The river then turns hard to the right around Steamboat Hollow Bend. Steamboat Hollow Creek meets the Kentucky on the left. The rocky bar at the mouth of the creek provides an excellent spot to fish for largemouth and smallmouth bass by swimming a 3/16-ounce brown and orange jig and trailer combination just over the bottom.
Steamboat Hollow was the site of an early 1800s boatyard, producing paddle boats such as the all locust wood Locust Lexington and the side-wheeler Plowboy that plied the Kentucky and other rivers.
The take-out lies around another bend on the right at the Kentucky Department of Fish and Wildlife Resources’ Steele Branch Boat Ramp at the end of Steele Branch Road off U.S. 127. There is ample parking at this ramp. Some maps show the Kentucky River Campgrounds Ramp just upstream, but you must stay in that campground to use it.
The float of a little over three miles begins at the Steele Branch Boat Ramp and concludes at the Stillwaters Campground Ramp in the last mile of Elkhorn Creek. This makes an excellent half-day float with good fishing.
Anglers should paddle the 3/4-mile back upstream and fish Hawkins Bar at the mouth of Steele’s Branch with 4-inch green pumpkin-colored curly-tailed grubs rigged on 3/16-ounce leadheads for smallmouth bass.
The river presents fewer exposed bluffs in this stretch, but the scenery is still exemplary. After a long gentle bend to the right that consumes most of this paddle, the river than takes a hard left around Elkhorn Bend. This sharp bend presented a challenge to riverboat pilots pushing barges at high water.
The rock and sandbar on the inside (left) of Elkhorn bend is a good place to fish for smallmouth bass. As the paddler makes their way into Lower Elkhorn Bend, Elkhorn Creek meets the river on the right. The take-out is a short way upstream on Elkhorn Creek at the Stillwaters Campground Ramp on the right. There is a $3 fee to use this ramp.

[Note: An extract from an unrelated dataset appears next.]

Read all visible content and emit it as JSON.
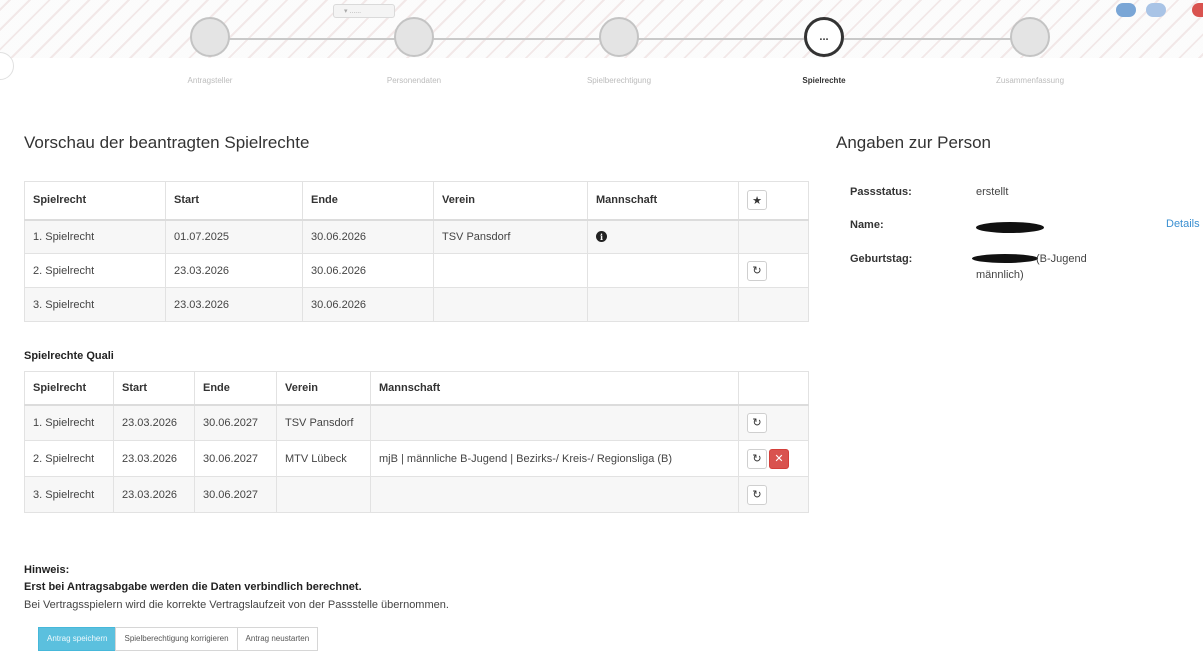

The Stillwaters Campground has a nearly 100-year history of providing access, camping, swimming, paddling and fishing on the Kentucky River. The Quire family built the Mayflower Hotel and Fishing Camp in 1921 at the mouth of the Elkhorn and it operated until extensively damaged by the infamous 1937 flood. It was later bought and converted to a campground that remains today.

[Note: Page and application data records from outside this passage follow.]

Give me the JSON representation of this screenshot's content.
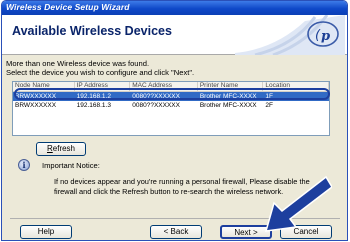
{
  "window": {
    "title": "Wireless Device Setup Wizard"
  },
  "header": {
    "title": "Available Wireless Devices"
  },
  "instructions": {
    "line1": "More than one Wireless device was found.",
    "line2": "Select the device you wish to configure and click \"Next\"."
  },
  "device_list": {
    "columns": [
      "Node Name",
      "IP Address",
      "MAC Address",
      "Printer Name",
      "Location"
    ],
    "rows": [
      {
        "node": "BRWXXXXXX",
        "ip": "192.168.1.2",
        "mac": "0080??XXXXXX",
        "printer": "Brother MFC-XXXX",
        "location": "1F",
        "selected": true
      },
      {
        "node": "BRWXXXXXX",
        "ip": "192.168.1.3",
        "mac": "0080??XXXXXX",
        "printer": "Brother MFC-XXXX",
        "location": "2F",
        "selected": false
      }
    ]
  },
  "refresh_button": {
    "prefix": "",
    "accel": "R",
    "rest": "efresh"
  },
  "notice": {
    "title": "Important Notice:",
    "body": "If no devices appear and you're running a personal firewall, Please disable the firewall and click the Refresh button to re-search the wireless network."
  },
  "footer": {
    "help_label": "Help",
    "back_label": "< Back",
    "next_label": "Next >",
    "cancel_label": "Cancel"
  },
  "colors": {
    "selection": "#316ac5",
    "title_bar": "#0f48c8",
    "header_title": "#0a246a",
    "callout_arrow": "#1d3f9e"
  },
  "icons": [
    "info-icon",
    "callout-arrow-icon",
    "brother-wireless-logo-icon"
  ]
}
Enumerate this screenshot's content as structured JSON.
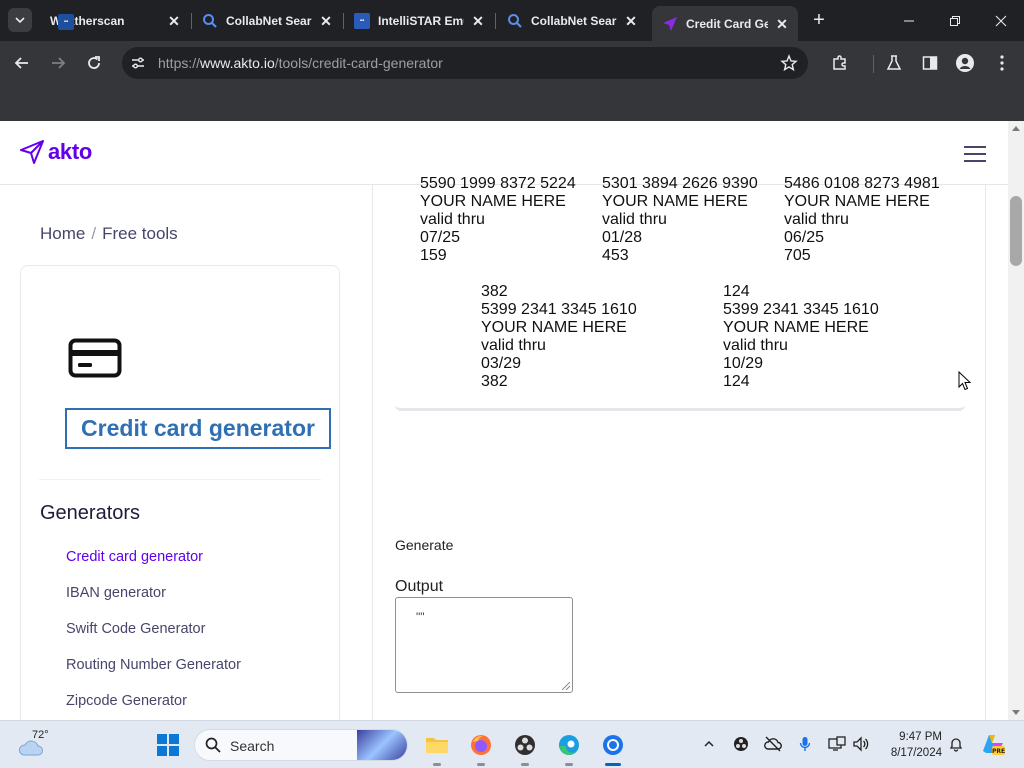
{
  "browser": {
    "tabs": [
      {
        "title": "Weatherscan",
        "favicon": "weatherscan-favicon"
      },
      {
        "title": "CollabNet Sear",
        "favicon": "search-favicon"
      },
      {
        "title": "IntelliSTAR Emu",
        "favicon": "intellistar-favicon"
      },
      {
        "title": "CollabNet Sear",
        "favicon": "search-favicon"
      },
      {
        "title": "Credit Card Ge",
        "favicon": "akto-favicon",
        "active": true
      }
    ],
    "address": {
      "scheme": "https://",
      "host": "www.akto.io",
      "path": "/tools/credit-card-generator"
    }
  },
  "site": {
    "logo_text": "akto",
    "brand_color": "#6200ea"
  },
  "breadcrumb": {
    "home": "Home",
    "separator": "/",
    "current": "Free tools"
  },
  "sidebar": {
    "tool_title": "Credit card generator",
    "section_heading": "Generators",
    "items": [
      {
        "label": "Credit card generator",
        "active": true
      },
      {
        "label": "IBAN generator"
      },
      {
        "label": "Swift Code Generator"
      },
      {
        "label": "Routing Number Generator"
      },
      {
        "label": "Zipcode Generator"
      }
    ]
  },
  "cards_row1": [
    {
      "number_partial": "5590 1999 8372 5224",
      "name": "YOUR NAME HERE",
      "valid": "valid thru",
      "expiry": "07/25",
      "cvv": "159"
    },
    {
      "number_partial": "5301 3894 2626 9390",
      "name": "YOUR NAME HERE",
      "valid": "valid thru",
      "expiry": "01/28",
      "cvv": "453"
    },
    {
      "number_partial": "5486 0108 8273 4981",
      "name": "YOUR NAME HERE",
      "valid": "valid thru",
      "expiry": "06/25",
      "cvv": "705"
    }
  ],
  "cards_row2": [
    {
      "cvv_top": "382",
      "number": "5399 2341 3345 1610",
      "name": "YOUR NAME HERE",
      "valid": "valid thru",
      "expiry": "03/29",
      "cvv": "382"
    },
    {
      "cvv_top": "124",
      "number": "5399 2341 3345 1610",
      "name": "YOUR NAME HERE",
      "valid": "valid thru",
      "expiry": "10/29",
      "cvv": "124"
    }
  ],
  "generate_label": "Generate",
  "output": {
    "label": "Output",
    "value": "\"\""
  },
  "taskbar": {
    "temperature": "72°",
    "search_placeholder": "Search",
    "time": "9:47 PM",
    "date": "8/17/2024"
  }
}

A nice fishing side trip for paddlers is to continue upstream of the boat ramp on Elkhorn Creek and stop at the first riffle. Tie up the boats and wade upstream for excellent smallmouth bass fishing.
The lower section of Elkhorn downstream of this riffle holds largemouth bass, catfish and muskellunge.

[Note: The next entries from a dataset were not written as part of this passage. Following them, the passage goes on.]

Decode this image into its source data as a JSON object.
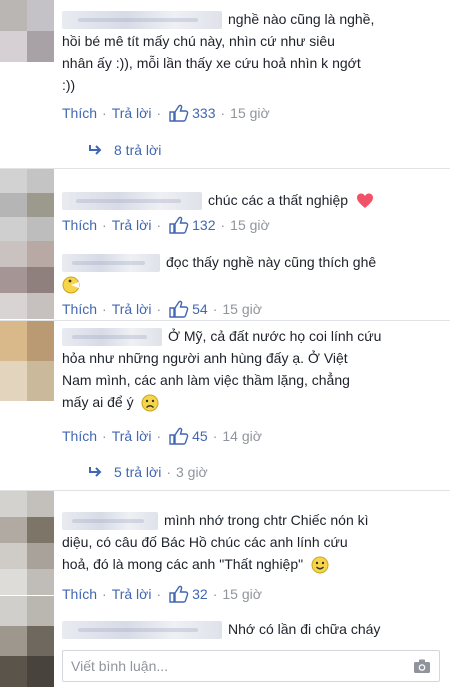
{
  "comments": [
    {
      "text_lines": [
        "nghề nào cũng là nghề,",
        "hồi bé mê tít mấy chú này, nhìn cứ như siêu",
        "nhân ấy :)), mỗi lần thấy xe cứu hoả nhìn k ngớt",
        ":))"
      ],
      "like_label": "Thích",
      "reply_label": "Trả lời",
      "likes": "333",
      "time": "15 giờ",
      "replies": "8 trả lời"
    },
    {
      "text_lines": [
        "chúc các a thất nghiệp"
      ],
      "emoji": "heart-icon",
      "like_label": "Thích",
      "reply_label": "Trả lời",
      "likes": "132",
      "time": "15 giờ"
    },
    {
      "text_lines": [
        "đọc thấy nghề này cũng thích ghê"
      ],
      "emoji": "pacman-smiley-icon",
      "like_label": "Thích",
      "reply_label": "Trả lời",
      "likes": "54",
      "time": "15 giờ"
    },
    {
      "text_lines": [
        "Ở Mỹ, cả đất nước họ coi lính cứu",
        "hỏa như những người anh hùng đấy ạ. Ở Việt",
        "Nam mình, các anh làm việc thầm lặng, chẳng",
        "mấy ai để ý"
      ],
      "emoji": "frown-icon",
      "like_label": "Thích",
      "reply_label": "Trả lời",
      "likes": "45",
      "time": "14 giờ",
      "replies": "5 trả lời",
      "replies_time": "3 giờ"
    },
    {
      "text_lines": [
        "mình nhớ trong chtr Chiếc nón kì",
        "diệu, có câu đố Bác Hồ chúc các anh lính cứu",
        "hoả, đó là mong các anh \"Thất nghiệp\""
      ],
      "emoji": "smile-icon",
      "like_label": "Thích",
      "reply_label": "Trả lời",
      "likes": "32",
      "time": "15 giờ"
    },
    {
      "text_lines": [
        "Nhớ có lần đi chữa cháy"
      ]
    }
  ],
  "composer": {
    "placeholder": "Viết bình luận..."
  },
  "colors": {
    "link": "#4267b2",
    "meta": "#90949c",
    "text": "#1d2129",
    "divider": "#e1e2e5",
    "heart": "#f25268",
    "emoji_yellow": "#f7d54a"
  }
}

The next float of nearly 7-miles begins at the Stillwaters Campground Ramp and concludes at Kentucky Fish and Wildlife’s Sand Ripple Creek Voluntary Public Access Area (VPA). A towering rock bluff greets paddlers on the left at the beginning of this float. The river then flows straight past the extinct community of Polsgrove and the mouth of Flat Creek. The lower stretch of Flat Creek offers productive fishing for largemouth bass and bluegill.
The Kentucky then takes a nearly 90 degree turn to the right into Payton Bend, another treacherous spot for riverboat pilots. The river bends back on itself as it flows into Owen County and around Webbs Bend before bending right again into the mouth of Sand Ripple Creek.
The take-out is just downstream of the mouth of Sand Ripple Creek. The lower section of this creek and the bar opposite its mouth offer good fishing for largemouth and Kentucky bass.
Canoe Kentucky offers canoe and kayak rentals on Pool 3 of the Kentucky River. Stillwaters Campground also offers canoe rentals and camping facilities. Kentucky River Campground also has camping and river access to Pool 3 for campers.
Stillwaters Campground and Canoe Trails:
Kentucky River Campground:
The Blue Water Trails series supports Gov. Steve Beshear’s Adventure Tourism Initiative. Log on to Kentucky Fish and Wildlife’s Blue Water Trails webpage at fw.ky.gov for a detailed map.
Author Lee McClellan is an award-winning associate editor for Kentucky